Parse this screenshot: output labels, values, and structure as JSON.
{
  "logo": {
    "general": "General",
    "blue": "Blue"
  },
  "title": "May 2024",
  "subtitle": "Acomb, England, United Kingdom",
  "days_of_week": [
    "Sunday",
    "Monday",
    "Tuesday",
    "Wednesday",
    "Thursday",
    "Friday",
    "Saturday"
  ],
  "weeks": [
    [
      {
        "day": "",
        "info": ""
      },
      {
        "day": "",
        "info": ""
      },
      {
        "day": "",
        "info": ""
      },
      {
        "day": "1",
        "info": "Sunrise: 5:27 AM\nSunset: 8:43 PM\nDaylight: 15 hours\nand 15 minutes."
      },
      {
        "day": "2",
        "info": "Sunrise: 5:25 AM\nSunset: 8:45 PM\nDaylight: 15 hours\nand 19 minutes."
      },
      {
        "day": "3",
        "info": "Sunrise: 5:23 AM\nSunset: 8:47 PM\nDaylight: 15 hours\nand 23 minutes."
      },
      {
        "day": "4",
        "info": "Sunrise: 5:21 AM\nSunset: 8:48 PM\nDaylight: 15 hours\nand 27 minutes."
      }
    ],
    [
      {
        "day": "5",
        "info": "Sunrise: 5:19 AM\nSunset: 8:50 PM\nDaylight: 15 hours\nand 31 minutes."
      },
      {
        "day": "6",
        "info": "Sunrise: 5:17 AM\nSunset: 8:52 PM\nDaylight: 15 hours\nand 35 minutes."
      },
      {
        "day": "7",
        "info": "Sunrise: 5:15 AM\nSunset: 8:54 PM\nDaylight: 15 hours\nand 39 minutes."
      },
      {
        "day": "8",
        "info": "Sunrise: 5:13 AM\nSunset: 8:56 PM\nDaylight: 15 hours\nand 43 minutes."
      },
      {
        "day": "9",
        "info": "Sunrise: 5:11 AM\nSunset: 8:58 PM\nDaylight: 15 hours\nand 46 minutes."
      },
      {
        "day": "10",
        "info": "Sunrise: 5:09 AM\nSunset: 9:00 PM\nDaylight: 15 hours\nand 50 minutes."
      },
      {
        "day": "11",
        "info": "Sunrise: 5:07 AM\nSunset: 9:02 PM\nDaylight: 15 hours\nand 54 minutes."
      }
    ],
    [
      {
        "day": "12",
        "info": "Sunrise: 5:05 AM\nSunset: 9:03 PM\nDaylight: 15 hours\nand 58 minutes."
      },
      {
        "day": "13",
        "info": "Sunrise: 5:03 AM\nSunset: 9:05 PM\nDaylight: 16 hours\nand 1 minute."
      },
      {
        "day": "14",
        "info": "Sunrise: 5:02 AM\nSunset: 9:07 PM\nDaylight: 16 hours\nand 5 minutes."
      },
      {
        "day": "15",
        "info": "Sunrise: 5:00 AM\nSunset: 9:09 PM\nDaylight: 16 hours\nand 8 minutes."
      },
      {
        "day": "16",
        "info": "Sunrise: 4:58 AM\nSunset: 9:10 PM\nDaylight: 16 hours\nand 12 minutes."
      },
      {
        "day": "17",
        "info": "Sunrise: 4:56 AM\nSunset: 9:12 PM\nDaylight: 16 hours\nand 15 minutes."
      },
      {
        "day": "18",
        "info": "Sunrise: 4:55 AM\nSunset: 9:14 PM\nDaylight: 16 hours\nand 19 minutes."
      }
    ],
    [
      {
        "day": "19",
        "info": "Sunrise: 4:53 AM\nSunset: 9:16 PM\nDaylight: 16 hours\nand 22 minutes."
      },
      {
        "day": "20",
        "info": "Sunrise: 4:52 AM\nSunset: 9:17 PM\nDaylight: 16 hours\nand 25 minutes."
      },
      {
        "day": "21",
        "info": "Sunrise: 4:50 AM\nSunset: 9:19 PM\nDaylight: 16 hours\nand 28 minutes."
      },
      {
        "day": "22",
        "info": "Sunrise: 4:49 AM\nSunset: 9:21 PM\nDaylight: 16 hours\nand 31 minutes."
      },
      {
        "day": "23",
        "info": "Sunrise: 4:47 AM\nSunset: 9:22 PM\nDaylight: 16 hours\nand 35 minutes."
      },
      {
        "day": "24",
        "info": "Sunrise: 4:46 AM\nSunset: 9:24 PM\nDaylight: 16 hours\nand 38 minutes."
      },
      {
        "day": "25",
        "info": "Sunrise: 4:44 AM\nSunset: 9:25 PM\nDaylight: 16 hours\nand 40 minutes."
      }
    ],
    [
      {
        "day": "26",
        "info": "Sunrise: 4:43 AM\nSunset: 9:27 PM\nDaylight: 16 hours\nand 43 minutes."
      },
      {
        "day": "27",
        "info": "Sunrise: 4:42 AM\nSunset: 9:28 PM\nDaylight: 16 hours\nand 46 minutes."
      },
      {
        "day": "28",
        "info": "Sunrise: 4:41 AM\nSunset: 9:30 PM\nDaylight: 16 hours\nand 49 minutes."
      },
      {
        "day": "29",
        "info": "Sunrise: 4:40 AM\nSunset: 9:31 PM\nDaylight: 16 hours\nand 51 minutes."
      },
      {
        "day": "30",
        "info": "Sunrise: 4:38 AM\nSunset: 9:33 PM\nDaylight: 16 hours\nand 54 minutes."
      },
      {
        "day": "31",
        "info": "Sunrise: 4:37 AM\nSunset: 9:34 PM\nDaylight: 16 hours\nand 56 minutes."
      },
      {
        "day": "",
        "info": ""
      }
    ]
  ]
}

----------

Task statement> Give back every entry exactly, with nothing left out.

Exercise answer>
Parse this screenshot: output labels, values, and structure as JSON.
{
  "logo": {
    "general": "General",
    "blue": "Blue"
  },
  "title": "May 2024",
  "subtitle": "Acomb, England, United Kingdom",
  "days_of_week": [
    "Sunday",
    "Monday",
    "Tuesday",
    "Wednesday",
    "Thursday",
    "Friday",
    "Saturday"
  ],
  "weeks": [
    [
      {
        "day": "",
        "info": ""
      },
      {
        "day": "",
        "info": ""
      },
      {
        "day": "",
        "info": ""
      },
      {
        "day": "1",
        "info": "Sunrise: 5:27 AM\nSunset: 8:43 PM\nDaylight: 15 hours\nand 15 minutes."
      },
      {
        "day": "2",
        "info": "Sunrise: 5:25 AM\nSunset: 8:45 PM\nDaylight: 15 hours\nand 19 minutes."
      },
      {
        "day": "3",
        "info": "Sunrise: 5:23 AM\nSunset: 8:47 PM\nDaylight: 15 hours\nand 23 minutes."
      },
      {
        "day": "4",
        "info": "Sunrise: 5:21 AM\nSunset: 8:48 PM\nDaylight: 15 hours\nand 27 minutes."
      }
    ],
    [
      {
        "day": "5",
        "info": "Sunrise: 5:19 AM\nSunset: 8:50 PM\nDaylight: 15 hours\nand 31 minutes."
      },
      {
        "day": "6",
        "info": "Sunrise: 5:17 AM\nSunset: 8:52 PM\nDaylight: 15 hours\nand 35 minutes."
      },
      {
        "day": "7",
        "info": "Sunrise: 5:15 AM\nSunset: 8:54 PM\nDaylight: 15 hours\nand 39 minutes."
      },
      {
        "day": "8",
        "info": "Sunrise: 5:13 AM\nSunset: 8:56 PM\nDaylight: 15 hours\nand 43 minutes."
      },
      {
        "day": "9",
        "info": "Sunrise: 5:11 AM\nSunset: 8:58 PM\nDaylight: 15 hours\nand 46 minutes."
      },
      {
        "day": "10",
        "info": "Sunrise: 5:09 AM\nSunset: 9:00 PM\nDaylight: 15 hours\nand 50 minutes."
      },
      {
        "day": "11",
        "info": "Sunrise: 5:07 AM\nSunset: 9:02 PM\nDaylight: 15 hours\nand 54 minutes."
      }
    ],
    [
      {
        "day": "12",
        "info": "Sunrise: 5:05 AM\nSunset: 9:03 PM\nDaylight: 15 hours\nand 58 minutes."
      },
      {
        "day": "13",
        "info": "Sunrise: 5:03 AM\nSunset: 9:05 PM\nDaylight: 16 hours\nand 1 minute."
      },
      {
        "day": "14",
        "info": "Sunrise: 5:02 AM\nSunset: 9:07 PM\nDaylight: 16 hours\nand 5 minutes."
      },
      {
        "day": "15",
        "info": "Sunrise: 5:00 AM\nSunset: 9:09 PM\nDaylight: 16 hours\nand 8 minutes."
      },
      {
        "day": "16",
        "info": "Sunrise: 4:58 AM\nSunset: 9:10 PM\nDaylight: 16 hours\nand 12 minutes."
      },
      {
        "day": "17",
        "info": "Sunrise: 4:56 AM\nSunset: 9:12 PM\nDaylight: 16 hours\nand 15 minutes."
      },
      {
        "day": "18",
        "info": "Sunrise: 4:55 AM\nSunset: 9:14 PM\nDaylight: 16 hours\nand 19 minutes."
      }
    ],
    [
      {
        "day": "19",
        "info": "Sunrise: 4:53 AM\nSunset: 9:16 PM\nDaylight: 16 hours\nand 22 minutes."
      },
      {
        "day": "20",
        "info": "Sunrise: 4:52 AM\nSunset: 9:17 PM\nDaylight: 16 hours\nand 25 minutes."
      },
      {
        "day": "21",
        "info": "Sunrise: 4:50 AM\nSunset: 9:19 PM\nDaylight: 16 hours\nand 28 minutes."
      },
      {
        "day": "22",
        "info": "Sunrise: 4:49 AM\nSunset: 9:21 PM\nDaylight: 16 hours\nand 31 minutes."
      },
      {
        "day": "23",
        "info": "Sunrise: 4:47 AM\nSunset: 9:22 PM\nDaylight: 16 hours\nand 35 minutes."
      },
      {
        "day": "24",
        "info": "Sunrise: 4:46 AM\nSunset: 9:24 PM\nDaylight: 16 hours\nand 38 minutes."
      },
      {
        "day": "25",
        "info": "Sunrise: 4:44 AM\nSunset: 9:25 PM\nDaylight: 16 hours\nand 40 minutes."
      }
    ],
    [
      {
        "day": "26",
        "info": "Sunrise: 4:43 AM\nSunset: 9:27 PM\nDaylight: 16 hours\nand 43 minutes."
      },
      {
        "day": "27",
        "info": "Sunrise: 4:42 AM\nSunset: 9:28 PM\nDaylight: 16 hours\nand 46 minutes."
      },
      {
        "day": "28",
        "info": "Sunrise: 4:41 AM\nSunset: 9:30 PM\nDaylight: 16 hours\nand 49 minutes."
      },
      {
        "day": "29",
        "info": "Sunrise: 4:40 AM\nSunset: 9:31 PM\nDaylight: 16 hours\nand 51 minutes."
      },
      {
        "day": "30",
        "info": "Sunrise: 4:38 AM\nSunset: 9:33 PM\nDaylight: 16 hours\nand 54 minutes."
      },
      {
        "day": "31",
        "info": "Sunrise: 4:37 AM\nSunset: 9:34 PM\nDaylight: 16 hours\nand 56 minutes."
      },
      {
        "day": "",
        "info": ""
      }
    ]
  ]
}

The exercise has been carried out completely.